Heroes of Comedy titles.

Heroes Of Comedy (1995)

Channel 4 documentary. 33 episodes (6 series), 1995 - 2003.

Press Clippings

If the names Captain Kremmen, Marcel Wave, Sid Snot and Cupid Stunt mean anything to you, then it's a safe bet that you're familiar with the work of the late Kenny Everett. Jeremy Beadle, Barry Cryer, Barry Took, and Steve Wright celebrate the work of a comedian who was always in the best possible taste.

Richard Vine, The Guardian, 21st January 2011

The actor and writer Eric Sykes, with whom Hattie Jacques had an enduring partnership on television, once described the matronly comic actress as "one of the very best". She was also referred to as the "Mother Superior of the Carry On family". This repeated profile, with contributions from Sykes, Miriam Margolyes and Mo Mowlam, looks back at Jacques's life and career in television and film, and at the sad fact that her talents as a straight actress were often overlooked because, as she lamented, directors only gave her "funny fat lady" parts. A new drama about Jacques's life, Hattie, airs on BBC Four on Wednesday, January 19.

Simon Horsford, The Telegraph, 6th January 2011

Kenny Everett died 15 years ago, which seems an awfully long time to have been without the DJ/comedian who specialised in bad taste, anarchic humour and a biting line in satire. First shown on Channel 4, this affectionate tribute features Barry Cryer, Steve Wright and Barry Took, who celebrate the weird genius of Everett's career on radio and on TV, where his mix of nonsense, rudery and stabs at authority have been missed. The characters he created, such as Sid Snot and Marcel Wave, also defined his humour, although it's telling that this insecure comedian once said about his time on radio, "It's a good place to work if you are not really a jolly person but want to appear to be one."

Simon Horsford, The Telegraph, 6th August 2010

A worthwhile repeat of this episode from Channel 4's 1998 series Heroes of Comedy about Benny Hill, a comic who managed the trick of being popular on both sides of the Atlantic.

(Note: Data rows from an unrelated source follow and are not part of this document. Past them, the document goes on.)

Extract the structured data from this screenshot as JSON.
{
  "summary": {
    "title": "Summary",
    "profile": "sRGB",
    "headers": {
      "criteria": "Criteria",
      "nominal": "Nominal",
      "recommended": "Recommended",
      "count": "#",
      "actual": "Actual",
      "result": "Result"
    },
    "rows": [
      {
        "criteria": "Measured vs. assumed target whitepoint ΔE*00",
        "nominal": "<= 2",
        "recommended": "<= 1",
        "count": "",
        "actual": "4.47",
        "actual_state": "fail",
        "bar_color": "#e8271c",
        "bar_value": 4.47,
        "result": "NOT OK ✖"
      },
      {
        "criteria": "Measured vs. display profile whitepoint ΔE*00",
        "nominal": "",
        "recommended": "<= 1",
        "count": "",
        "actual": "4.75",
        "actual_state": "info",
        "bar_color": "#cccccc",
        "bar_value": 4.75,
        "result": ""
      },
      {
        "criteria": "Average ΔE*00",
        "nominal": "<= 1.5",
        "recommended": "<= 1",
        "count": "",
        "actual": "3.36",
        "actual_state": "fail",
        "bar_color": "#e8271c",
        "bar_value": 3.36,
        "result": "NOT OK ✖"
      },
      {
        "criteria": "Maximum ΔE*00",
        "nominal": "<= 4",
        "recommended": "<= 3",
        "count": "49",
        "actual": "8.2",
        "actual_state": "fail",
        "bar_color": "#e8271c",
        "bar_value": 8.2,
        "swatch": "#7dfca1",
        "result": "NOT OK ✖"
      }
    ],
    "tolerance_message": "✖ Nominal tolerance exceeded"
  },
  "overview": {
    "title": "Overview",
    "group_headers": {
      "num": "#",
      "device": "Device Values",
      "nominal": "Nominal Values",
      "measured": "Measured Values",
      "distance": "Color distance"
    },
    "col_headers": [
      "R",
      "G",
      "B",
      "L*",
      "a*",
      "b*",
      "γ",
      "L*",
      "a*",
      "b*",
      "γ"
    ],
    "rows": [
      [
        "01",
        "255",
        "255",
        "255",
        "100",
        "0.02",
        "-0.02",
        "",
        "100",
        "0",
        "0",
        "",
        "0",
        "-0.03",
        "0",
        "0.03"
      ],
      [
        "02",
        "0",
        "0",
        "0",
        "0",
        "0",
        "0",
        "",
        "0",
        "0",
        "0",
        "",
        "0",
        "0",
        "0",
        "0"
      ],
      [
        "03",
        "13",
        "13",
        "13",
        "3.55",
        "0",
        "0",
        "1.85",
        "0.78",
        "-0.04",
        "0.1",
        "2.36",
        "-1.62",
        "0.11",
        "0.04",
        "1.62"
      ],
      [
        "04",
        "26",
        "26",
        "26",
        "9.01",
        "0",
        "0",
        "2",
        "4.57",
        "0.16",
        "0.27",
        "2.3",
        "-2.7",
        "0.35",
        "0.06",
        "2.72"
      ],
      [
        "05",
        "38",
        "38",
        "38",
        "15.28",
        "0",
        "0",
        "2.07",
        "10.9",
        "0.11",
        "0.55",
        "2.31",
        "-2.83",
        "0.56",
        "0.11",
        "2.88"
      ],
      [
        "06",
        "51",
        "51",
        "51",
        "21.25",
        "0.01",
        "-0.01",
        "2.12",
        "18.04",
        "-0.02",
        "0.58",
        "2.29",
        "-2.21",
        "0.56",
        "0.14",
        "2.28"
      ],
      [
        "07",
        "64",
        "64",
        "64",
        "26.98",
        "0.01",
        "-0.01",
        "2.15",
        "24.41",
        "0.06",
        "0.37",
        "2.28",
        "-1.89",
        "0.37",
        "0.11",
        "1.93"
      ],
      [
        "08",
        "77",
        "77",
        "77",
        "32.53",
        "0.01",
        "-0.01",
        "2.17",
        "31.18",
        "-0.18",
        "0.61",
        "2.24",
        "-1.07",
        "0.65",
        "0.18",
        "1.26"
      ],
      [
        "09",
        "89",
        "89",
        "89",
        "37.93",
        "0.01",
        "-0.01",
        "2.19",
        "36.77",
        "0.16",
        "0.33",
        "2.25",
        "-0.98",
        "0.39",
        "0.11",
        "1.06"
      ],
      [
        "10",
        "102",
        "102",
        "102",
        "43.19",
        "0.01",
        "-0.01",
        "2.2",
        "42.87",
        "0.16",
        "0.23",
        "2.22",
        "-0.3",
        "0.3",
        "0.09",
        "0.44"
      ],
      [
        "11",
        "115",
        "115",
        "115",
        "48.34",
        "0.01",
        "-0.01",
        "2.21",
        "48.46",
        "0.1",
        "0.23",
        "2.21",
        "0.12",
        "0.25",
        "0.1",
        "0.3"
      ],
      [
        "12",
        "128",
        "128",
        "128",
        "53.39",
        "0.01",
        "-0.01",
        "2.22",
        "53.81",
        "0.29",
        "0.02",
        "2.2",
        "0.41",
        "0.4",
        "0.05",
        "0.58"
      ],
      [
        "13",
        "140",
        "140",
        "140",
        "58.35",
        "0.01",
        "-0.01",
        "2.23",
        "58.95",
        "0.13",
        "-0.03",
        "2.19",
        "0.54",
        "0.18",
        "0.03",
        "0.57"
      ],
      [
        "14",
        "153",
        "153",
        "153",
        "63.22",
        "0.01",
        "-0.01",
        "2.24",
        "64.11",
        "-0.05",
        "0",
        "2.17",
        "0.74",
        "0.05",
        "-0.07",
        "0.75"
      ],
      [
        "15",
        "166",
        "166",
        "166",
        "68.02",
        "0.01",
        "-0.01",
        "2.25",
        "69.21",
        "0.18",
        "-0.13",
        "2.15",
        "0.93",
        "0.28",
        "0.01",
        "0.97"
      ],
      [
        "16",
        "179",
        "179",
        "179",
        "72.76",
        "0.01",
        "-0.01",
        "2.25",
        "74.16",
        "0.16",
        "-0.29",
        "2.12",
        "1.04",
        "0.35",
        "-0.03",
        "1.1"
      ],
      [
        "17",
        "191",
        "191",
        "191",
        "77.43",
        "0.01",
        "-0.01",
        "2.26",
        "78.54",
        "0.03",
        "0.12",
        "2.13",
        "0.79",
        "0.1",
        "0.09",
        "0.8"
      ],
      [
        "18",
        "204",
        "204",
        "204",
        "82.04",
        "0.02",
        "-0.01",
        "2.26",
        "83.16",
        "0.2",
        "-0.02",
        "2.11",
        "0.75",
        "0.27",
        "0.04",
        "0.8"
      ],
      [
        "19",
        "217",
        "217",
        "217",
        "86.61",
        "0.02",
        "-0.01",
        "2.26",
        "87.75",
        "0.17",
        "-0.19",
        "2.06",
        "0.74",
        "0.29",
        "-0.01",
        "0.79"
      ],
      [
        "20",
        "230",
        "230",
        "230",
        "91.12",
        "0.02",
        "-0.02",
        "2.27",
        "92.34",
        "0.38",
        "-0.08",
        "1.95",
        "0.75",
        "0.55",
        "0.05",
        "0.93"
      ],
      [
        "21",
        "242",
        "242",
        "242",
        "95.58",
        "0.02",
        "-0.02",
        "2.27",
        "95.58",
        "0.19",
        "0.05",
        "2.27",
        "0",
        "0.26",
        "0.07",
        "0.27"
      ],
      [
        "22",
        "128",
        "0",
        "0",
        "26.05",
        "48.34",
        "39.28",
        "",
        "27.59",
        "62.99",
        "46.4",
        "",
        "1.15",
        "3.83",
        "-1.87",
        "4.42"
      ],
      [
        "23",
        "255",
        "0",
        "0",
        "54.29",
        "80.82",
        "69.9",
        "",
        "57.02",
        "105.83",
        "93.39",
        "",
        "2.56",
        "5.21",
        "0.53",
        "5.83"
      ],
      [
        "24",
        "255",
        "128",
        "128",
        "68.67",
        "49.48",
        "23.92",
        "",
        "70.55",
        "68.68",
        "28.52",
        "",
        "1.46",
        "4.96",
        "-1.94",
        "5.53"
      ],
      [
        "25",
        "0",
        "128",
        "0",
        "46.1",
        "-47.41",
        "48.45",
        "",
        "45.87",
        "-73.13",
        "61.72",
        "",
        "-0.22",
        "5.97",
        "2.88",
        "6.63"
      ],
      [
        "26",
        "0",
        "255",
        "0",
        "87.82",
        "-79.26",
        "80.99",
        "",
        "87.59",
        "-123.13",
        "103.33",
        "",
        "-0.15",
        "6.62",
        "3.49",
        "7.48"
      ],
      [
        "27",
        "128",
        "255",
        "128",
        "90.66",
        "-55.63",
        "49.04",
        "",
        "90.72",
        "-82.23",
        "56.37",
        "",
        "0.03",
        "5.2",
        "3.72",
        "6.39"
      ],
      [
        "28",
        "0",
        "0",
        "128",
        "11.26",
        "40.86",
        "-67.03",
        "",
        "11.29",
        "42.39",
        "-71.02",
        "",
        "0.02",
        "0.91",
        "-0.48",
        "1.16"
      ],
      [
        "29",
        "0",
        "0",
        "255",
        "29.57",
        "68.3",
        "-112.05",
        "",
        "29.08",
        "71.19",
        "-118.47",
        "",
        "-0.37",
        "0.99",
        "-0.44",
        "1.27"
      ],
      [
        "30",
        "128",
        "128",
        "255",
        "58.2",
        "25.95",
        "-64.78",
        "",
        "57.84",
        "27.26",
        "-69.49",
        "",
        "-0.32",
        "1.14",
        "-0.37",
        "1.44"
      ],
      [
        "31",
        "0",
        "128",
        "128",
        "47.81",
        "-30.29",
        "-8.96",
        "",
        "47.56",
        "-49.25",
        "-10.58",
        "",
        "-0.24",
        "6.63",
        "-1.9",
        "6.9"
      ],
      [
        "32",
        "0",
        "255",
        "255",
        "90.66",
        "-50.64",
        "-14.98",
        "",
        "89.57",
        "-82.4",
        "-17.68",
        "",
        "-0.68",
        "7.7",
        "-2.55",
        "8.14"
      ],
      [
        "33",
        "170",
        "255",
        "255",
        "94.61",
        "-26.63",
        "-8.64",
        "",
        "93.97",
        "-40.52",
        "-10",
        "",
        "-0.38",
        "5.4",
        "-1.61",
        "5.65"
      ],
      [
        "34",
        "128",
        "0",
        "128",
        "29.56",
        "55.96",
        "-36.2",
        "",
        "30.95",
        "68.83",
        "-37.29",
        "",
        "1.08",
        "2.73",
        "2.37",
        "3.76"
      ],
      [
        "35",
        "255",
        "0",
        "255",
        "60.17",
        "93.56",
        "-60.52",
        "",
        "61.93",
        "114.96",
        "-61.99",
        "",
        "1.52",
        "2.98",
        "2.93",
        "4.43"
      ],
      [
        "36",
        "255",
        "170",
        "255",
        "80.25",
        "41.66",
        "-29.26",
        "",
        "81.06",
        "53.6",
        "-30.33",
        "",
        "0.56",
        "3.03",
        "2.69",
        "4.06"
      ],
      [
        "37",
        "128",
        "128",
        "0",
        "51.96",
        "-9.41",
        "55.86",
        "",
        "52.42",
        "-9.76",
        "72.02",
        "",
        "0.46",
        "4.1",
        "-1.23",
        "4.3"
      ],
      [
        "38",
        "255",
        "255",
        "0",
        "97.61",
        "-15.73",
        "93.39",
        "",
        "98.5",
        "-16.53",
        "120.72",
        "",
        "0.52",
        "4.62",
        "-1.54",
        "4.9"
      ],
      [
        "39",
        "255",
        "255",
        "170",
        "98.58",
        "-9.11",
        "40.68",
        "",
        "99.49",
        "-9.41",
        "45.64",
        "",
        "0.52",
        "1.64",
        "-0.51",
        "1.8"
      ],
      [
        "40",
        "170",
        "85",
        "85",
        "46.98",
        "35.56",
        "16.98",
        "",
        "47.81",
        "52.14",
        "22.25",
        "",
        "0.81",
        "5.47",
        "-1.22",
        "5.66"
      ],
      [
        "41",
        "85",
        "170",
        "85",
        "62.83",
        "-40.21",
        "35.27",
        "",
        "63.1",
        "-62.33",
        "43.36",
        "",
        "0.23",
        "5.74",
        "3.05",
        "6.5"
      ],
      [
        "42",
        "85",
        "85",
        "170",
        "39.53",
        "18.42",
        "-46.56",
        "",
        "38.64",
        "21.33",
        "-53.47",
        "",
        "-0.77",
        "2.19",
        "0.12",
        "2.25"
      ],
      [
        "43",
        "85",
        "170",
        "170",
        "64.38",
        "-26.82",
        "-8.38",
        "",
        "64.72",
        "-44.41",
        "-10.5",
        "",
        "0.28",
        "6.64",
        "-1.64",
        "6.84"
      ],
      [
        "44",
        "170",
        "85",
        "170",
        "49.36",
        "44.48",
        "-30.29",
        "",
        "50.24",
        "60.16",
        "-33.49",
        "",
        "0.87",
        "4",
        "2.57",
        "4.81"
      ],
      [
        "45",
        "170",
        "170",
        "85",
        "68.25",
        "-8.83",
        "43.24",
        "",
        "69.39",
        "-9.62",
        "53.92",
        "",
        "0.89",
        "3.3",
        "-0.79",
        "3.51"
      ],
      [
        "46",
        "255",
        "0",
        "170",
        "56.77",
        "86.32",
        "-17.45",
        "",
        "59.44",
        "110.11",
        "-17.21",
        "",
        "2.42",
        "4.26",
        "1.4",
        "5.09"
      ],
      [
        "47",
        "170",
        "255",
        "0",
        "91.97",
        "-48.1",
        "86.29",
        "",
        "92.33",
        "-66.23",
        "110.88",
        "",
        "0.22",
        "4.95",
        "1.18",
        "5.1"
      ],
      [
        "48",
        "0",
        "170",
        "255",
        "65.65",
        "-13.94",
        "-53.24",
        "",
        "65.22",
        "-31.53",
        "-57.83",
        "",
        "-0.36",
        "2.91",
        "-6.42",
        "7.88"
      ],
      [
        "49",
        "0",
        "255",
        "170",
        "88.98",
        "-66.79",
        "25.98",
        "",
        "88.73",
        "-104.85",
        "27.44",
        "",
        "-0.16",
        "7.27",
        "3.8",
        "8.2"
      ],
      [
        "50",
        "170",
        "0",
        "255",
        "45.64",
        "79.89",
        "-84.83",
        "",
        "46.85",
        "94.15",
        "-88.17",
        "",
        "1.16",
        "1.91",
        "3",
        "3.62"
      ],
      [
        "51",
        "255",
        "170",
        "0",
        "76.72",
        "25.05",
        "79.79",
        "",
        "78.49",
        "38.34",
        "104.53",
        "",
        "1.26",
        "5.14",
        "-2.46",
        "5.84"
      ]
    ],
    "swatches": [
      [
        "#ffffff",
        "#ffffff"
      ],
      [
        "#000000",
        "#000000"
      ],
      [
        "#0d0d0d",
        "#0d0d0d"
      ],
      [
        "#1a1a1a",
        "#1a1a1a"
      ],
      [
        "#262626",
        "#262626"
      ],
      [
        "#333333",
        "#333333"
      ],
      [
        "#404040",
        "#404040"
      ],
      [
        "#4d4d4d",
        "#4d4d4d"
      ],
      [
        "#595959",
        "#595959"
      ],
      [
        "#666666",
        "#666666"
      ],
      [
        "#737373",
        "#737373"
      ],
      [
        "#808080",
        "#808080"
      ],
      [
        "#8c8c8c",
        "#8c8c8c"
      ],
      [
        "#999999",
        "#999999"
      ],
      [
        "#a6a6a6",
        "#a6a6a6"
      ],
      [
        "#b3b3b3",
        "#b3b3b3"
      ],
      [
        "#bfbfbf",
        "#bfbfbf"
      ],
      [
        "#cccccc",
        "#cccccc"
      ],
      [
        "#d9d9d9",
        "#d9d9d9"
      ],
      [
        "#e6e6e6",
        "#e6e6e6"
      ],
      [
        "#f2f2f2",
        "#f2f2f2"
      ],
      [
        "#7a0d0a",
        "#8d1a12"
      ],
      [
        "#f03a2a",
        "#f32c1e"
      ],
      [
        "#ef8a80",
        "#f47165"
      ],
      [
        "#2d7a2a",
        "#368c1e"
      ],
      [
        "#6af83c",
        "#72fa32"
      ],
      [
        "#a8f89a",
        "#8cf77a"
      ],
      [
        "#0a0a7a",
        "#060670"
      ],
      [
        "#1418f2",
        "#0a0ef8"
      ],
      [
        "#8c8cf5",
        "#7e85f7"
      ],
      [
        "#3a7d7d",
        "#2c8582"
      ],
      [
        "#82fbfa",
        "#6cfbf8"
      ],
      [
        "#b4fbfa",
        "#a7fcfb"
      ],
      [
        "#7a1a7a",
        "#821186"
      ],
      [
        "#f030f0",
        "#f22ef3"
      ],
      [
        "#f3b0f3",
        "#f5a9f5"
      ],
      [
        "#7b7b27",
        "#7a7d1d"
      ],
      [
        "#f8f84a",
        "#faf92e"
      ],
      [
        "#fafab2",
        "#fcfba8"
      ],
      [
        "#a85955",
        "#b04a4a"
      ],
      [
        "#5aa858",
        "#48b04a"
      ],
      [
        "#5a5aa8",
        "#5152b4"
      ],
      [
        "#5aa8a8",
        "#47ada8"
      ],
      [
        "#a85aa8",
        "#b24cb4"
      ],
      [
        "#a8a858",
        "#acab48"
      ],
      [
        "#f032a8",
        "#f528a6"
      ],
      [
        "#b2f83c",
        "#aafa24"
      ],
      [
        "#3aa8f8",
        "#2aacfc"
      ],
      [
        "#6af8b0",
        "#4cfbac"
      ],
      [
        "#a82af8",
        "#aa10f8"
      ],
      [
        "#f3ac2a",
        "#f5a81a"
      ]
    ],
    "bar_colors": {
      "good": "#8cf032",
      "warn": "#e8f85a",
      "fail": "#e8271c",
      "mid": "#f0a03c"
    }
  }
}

And he didn't stop there: Hill had fans from China and Russia too. As he once observed of his visual humour: "I can get my face slapped in six languages." This tribute captures the man behind the bawdy "seaside postcard" humour: the shy, humble loner. With clips from his shows and contributions from Bob Monkhouse and Barry Took.

Simon Horsford, The Telegraph, 25th June 2010

With his hangdog expression and fruity Edinburgh burr Alastair Sim created numerous whimsical characters during a career on stage and screen that spanned more than 40 years - perhaps none more memorable than the creepily convincing Miss Fritton, headmistress in the St Trinian's films. This 1997 profile celebrates his achievements and speaks to his widow Naomi Plaskitt (Sim died in 1976), as well as hearing from friends, co-stars and admirers, including George Cole, Stephen Fry, Ian McKellen, Patricia Routledge and Nigel Hawthorne.

Patrick Mulkern, Radio Times, 26th March 2010